++++ Input

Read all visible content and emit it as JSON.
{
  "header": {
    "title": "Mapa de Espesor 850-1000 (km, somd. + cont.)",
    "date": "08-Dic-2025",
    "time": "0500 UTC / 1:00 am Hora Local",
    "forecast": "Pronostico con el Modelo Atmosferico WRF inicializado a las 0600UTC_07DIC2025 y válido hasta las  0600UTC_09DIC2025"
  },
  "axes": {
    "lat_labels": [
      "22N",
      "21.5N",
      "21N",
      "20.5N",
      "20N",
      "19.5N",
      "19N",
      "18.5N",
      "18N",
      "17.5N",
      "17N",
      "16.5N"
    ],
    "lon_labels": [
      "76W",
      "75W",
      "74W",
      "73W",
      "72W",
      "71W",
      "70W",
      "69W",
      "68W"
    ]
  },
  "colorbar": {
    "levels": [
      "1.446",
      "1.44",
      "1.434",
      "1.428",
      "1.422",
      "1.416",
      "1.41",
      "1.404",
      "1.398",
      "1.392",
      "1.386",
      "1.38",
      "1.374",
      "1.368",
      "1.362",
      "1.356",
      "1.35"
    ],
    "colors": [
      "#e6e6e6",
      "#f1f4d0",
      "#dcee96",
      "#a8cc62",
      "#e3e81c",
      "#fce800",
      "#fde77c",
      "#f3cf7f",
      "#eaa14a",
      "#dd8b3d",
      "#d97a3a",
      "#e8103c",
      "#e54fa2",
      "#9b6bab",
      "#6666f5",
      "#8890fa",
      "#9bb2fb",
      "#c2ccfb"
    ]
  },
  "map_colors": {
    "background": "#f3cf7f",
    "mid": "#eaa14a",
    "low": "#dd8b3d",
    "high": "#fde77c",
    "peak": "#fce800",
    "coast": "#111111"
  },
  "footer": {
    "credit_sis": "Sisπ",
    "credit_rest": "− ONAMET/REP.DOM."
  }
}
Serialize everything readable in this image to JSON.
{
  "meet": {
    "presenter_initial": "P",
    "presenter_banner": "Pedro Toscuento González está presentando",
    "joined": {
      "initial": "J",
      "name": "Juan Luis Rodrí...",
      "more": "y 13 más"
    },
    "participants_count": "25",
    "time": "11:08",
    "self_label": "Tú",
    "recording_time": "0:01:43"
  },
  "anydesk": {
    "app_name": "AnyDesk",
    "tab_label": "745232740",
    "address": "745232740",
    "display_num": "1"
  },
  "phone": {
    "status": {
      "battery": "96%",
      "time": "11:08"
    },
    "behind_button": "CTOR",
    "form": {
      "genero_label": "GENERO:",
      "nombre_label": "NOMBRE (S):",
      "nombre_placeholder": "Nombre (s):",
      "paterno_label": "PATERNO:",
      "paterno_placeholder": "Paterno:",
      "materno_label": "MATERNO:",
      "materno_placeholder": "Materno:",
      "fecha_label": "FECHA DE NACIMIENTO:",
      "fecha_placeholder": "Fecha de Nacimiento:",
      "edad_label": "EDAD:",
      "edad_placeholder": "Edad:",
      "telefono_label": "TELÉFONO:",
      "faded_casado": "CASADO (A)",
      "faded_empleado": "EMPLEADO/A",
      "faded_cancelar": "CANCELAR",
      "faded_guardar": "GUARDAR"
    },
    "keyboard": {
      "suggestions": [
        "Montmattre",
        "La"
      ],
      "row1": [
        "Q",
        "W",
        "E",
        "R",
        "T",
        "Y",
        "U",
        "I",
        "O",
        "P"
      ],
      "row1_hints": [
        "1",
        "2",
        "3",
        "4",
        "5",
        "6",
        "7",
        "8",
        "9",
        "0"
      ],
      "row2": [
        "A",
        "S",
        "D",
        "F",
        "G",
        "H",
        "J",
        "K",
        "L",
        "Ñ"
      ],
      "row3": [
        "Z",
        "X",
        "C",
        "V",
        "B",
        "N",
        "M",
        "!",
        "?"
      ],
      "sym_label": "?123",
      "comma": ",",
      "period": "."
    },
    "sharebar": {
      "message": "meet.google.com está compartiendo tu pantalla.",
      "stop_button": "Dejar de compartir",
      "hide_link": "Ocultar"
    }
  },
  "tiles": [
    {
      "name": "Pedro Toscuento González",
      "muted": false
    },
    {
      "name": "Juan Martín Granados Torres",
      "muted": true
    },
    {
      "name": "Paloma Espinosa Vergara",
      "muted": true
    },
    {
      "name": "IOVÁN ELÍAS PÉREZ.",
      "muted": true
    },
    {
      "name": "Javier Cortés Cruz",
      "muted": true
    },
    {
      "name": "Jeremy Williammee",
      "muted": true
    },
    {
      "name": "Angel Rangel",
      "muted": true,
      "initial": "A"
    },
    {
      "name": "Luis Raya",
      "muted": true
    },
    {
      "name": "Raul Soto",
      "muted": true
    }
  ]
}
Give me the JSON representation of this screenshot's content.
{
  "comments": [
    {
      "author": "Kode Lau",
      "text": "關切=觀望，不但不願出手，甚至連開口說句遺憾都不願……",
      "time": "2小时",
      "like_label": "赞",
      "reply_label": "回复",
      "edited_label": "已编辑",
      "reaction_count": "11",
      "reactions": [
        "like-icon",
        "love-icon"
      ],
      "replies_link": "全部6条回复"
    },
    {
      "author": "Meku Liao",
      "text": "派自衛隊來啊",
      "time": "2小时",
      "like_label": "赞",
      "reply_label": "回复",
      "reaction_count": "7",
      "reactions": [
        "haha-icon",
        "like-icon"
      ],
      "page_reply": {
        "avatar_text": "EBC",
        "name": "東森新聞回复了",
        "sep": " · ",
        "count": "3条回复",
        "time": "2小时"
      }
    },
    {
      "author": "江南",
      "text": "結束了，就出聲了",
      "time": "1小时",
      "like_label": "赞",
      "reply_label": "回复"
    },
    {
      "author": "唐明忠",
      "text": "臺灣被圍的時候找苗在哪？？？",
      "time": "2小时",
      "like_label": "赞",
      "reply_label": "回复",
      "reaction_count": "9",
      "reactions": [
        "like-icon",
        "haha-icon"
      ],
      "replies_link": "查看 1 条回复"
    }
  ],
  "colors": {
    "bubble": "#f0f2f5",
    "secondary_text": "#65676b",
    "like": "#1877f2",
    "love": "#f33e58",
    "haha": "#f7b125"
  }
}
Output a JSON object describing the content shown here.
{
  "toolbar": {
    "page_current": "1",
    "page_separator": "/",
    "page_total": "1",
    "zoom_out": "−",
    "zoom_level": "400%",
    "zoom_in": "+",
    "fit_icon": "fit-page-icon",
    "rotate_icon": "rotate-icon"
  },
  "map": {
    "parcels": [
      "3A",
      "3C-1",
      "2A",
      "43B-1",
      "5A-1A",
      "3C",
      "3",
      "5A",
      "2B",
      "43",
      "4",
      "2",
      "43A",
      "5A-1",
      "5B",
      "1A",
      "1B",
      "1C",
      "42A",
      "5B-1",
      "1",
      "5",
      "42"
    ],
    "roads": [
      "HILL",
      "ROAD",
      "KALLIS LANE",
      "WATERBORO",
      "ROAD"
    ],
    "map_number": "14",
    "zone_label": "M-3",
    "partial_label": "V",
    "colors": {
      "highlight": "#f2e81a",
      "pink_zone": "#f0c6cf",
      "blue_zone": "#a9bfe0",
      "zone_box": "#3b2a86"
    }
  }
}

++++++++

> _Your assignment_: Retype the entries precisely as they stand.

> _Response to this task_:
Read all visible content and emit it as JSON.
{
  "header": {
    "title": "Mapa de Espesor 850-1000 (km, somd. + cont.)",
    "date": "08-Dic-2025",
    "time": "0500 UTC / 1:00 am Hora Local",
    "forecast": "Pronostico con el Modelo Atmosferico WRF inicializado a las 0600UTC_07DIC2025 y válido hasta las  0600UTC_09DIC2025"
  },
  "axes": {
    "lat_labels": [
      "22N",
      "21.5N",
      "21N",
      "20.5N",
      "20N",
      "19.5N",
      "19N",
      "18.5N",
      "18N",
      "17.5N",
      "17N",
      "16.5N"
    ],
    "lon_labels": [
      "76W",
      "75W",
      "74W",
      "73W",
      "72W",
      "71W",
      "70W",
      "69W",
      "68W"
    ]
  },
  "colorbar": {
    "levels": [
      "1.446",
      "1.44",
      "1.434",
      "1.428",
      "1.422",
      "1.416",
      "1.41",
      "1.404",
      "1.398",
      "1.392",
      "1.386",
      "1.38",
      "1.374",
      "1.368",
      "1.362",
      "1.356",
      "1.35"
    ],
    "colors": [
      "#e6e6e6",
      "#f1f4d0",
      "#dcee96",
      "#a8cc62",
      "#e3e81c",
      "#fce800",
      "#fde77c",
      "#f3cf7f",
      "#eaa14a",
      "#dd8b3d",
      "#d97a3a",
      "#e8103c",
      "#e54fa2",
      "#9b6bab",
      "#6666f5",
      "#8890fa",
      "#9bb2fb",
      "#c2ccfb"
    ]
  },
  "map_colors": {
    "background": "#f3cf7f",
    "mid": "#eaa14a",
    "low": "#dd8b3d",
    "high": "#fde77c",
    "peak": "#fce800",
    "coast": "#111111"
  },
  "footer": {
    "credit_sis": "Sisπ",
    "credit_rest": "− ONAMET/REP.DOM."
  }
}
Serialize everything readable in this image to JSON.
{
  "meet": {
    "presenter_initial": "P",
    "presenter_banner": "Pedro Toscuento González está presentando",
    "joined": {
      "initial": "J",
      "name": "Juan Luis Rodrí...",
      "more": "y 13 más"
    },
    "participants_count": "25",
    "time": "11:08",
    "self_label": "Tú",
    "recording_time": "0:01:43"
  },
  "anydesk": {
    "app_name": "AnyDesk",
    "tab_label": "745232740",
    "address": "745232740",
    "display_num": "1"
  },
  "phone": {
    "status": {
      "battery": "96%",
      "time": "11:08"
    },
    "behind_button": "CTOR",
    "form": {
      "genero_label": "GENERO:",
      "nombre_label": "NOMBRE (S):",
      "nombre_placeholder": "Nombre (s):",
      "paterno_label": "PATERNO:",
      "paterno_placeholder": "Paterno:",
      "materno_label": "MATERNO:",
      "materno_placeholder": "Materno:",
      "fecha_label": "FECHA DE NACIMIENTO:",
      "fecha_placeholder": "Fecha de Nacimiento:",
      "edad_label": "EDAD:",
      "edad_placeholder": "Edad:",
      "telefono_label": "TELÉFONO:",
      "faded_casado": "CASADO (A)",
      "faded_empleado": "EMPLEADO/A",
      "faded_cancelar": "CANCELAR",
      "faded_guardar": "GUARDAR"
    },
    "keyboard": {
      "suggestions": [
        "Montmattre",
        "La"
      ],
      "row1": [
        "Q",
        "W",
        "E",
        "R",
        "T",
        "Y",
        "U",
        "I",
        "O",
        "P"
      ],
      "row1_hints": [
        "1",
        "2",
        "3",
        "4",
        "5",
        "6",
        "7",
        "8",
        "9",
        "0"
      ],
      "row2": [
        "A",
        "S",
        "D",
        "F",
        "G",
        "H",
        "J",
        "K",
        "L",
        "Ñ"
      ],
      "row3": [
        "Z",
        "X",
        "C",
        "V",
        "B",
        "N",
        "M",
        "!",
        "?"
      ],
      "sym_label": "?123",
      "comma": ",",
      "period": "."
    },
    "sharebar": {
      "message": "meet.google.com está compartiendo tu pantalla.",
      "stop_button": "Dejar de compartir",
      "hide_link": "Ocultar"
    }
  },
  "tiles": [
    {
      "name": "Pedro Toscuento González",
      "muted": false
    },
    {
      "name": "Juan Martín Granados Torres",
      "muted": true
    },
    {
      "name": "Paloma Espinosa Vergara",
      "muted": true
    },
    {
      "name": "IOVÁN ELÍAS PÉREZ.",
      "muted": true
    },
    {
      "name": "Javier Cortés Cruz",
      "muted": true
    },
    {
      "name": "Jeremy Williammee",
      "muted": true
    },
    {
      "name": "Angel Rangel",
      "muted": true,
      "initial": "A"
    },
    {
      "name": "Luis Raya",
      "muted": true
    },
    {
      "name": "Raul Soto",
      "muted": true
    }
  ]
}
Give me the JSON representation of this screenshot's content.
{
  "comments": [
    {
      "author": "Kode Lau",
      "text": "關切=觀望，不但不願出手，甚至連開口說句遺憾都不願……",
      "time": "2小时",
      "like_label": "赞",
      "reply_label": "回复",
      "edited_label": "已编辑",
      "reaction_count": "11",
      "reactions": [
        "like-icon",
        "love-icon"
      ],
      "replies_link": "全部6条回复"
    },
    {
      "author": "Meku Liao",
      "text": "派自衛隊來啊",
      "time": "2小时",
      "like_label": "赞",
      "reply_label": "回复",
      "reaction_count": "7",
      "reactions": [
        "haha-icon",
        "like-icon"
      ],
      "page_reply": {
        "avatar_text": "EBC",
        "name": "東森新聞回复了",
        "sep": " · ",
        "count": "3条回复",
        "time": "2小时"
      }
    },
    {
      "author": "江南",
      "text": "結束了，就出聲了",
      "time": "1小时",
      "like_label": "赞",
      "reply_label": "回复"
    },
    {
      "author": "唐明忠",
      "text": "臺灣被圍的時候找苗在哪？？？",
      "time": "2小时",
      "like_label": "赞",
      "reply_label": "回复",
      "reaction_count": "9",
      "reactions": [
        "like-icon",
        "haha-icon"
      ],
      "replies_link": "查看 1 条回复"
    }
  ],
  "colors": {
    "bubble": "#f0f2f5",
    "secondary_text": "#65676b",
    "like": "#1877f2",
    "love": "#f33e58",
    "haha": "#f7b125"
  }
}
Output a JSON object describing the content shown here.
{
  "toolbar": {
    "page_current": "1",
    "page_separator": "/",
    "page_total": "1",
    "zoom_out": "−",
    "zoom_level": "400%",
    "zoom_in": "+",
    "fit_icon": "fit-page-icon",
    "rotate_icon": "rotate-icon"
  },
  "map": {
    "parcels": [
      "3A",
      "3C-1",
      "2A",
      "43B-1",
      "5A-1A",
      "3C",
      "3",
      "5A",
      "2B",
      "43",
      "4",
      "2",
      "43A",
      "5A-1",
      "5B",
      "1A",
      "1B",
      "1C",
      "42A",
      "5B-1",
      "1",
      "5",
      "42"
    ],
    "roads": [
      "HILL",
      "ROAD",
      "KALLIS LANE",
      "WATERBORO",
      "ROAD"
    ],
    "map_number": "14",
    "zone_label": "M-3",
    "partial_label": "V",
    "colors": {
      "highlight": "#f2e81a",
      "pink_zone": "#f0c6cf",
      "blue_zone": "#a9bfe0",
      "zone_box": "#3b2a86"
    }
  }
}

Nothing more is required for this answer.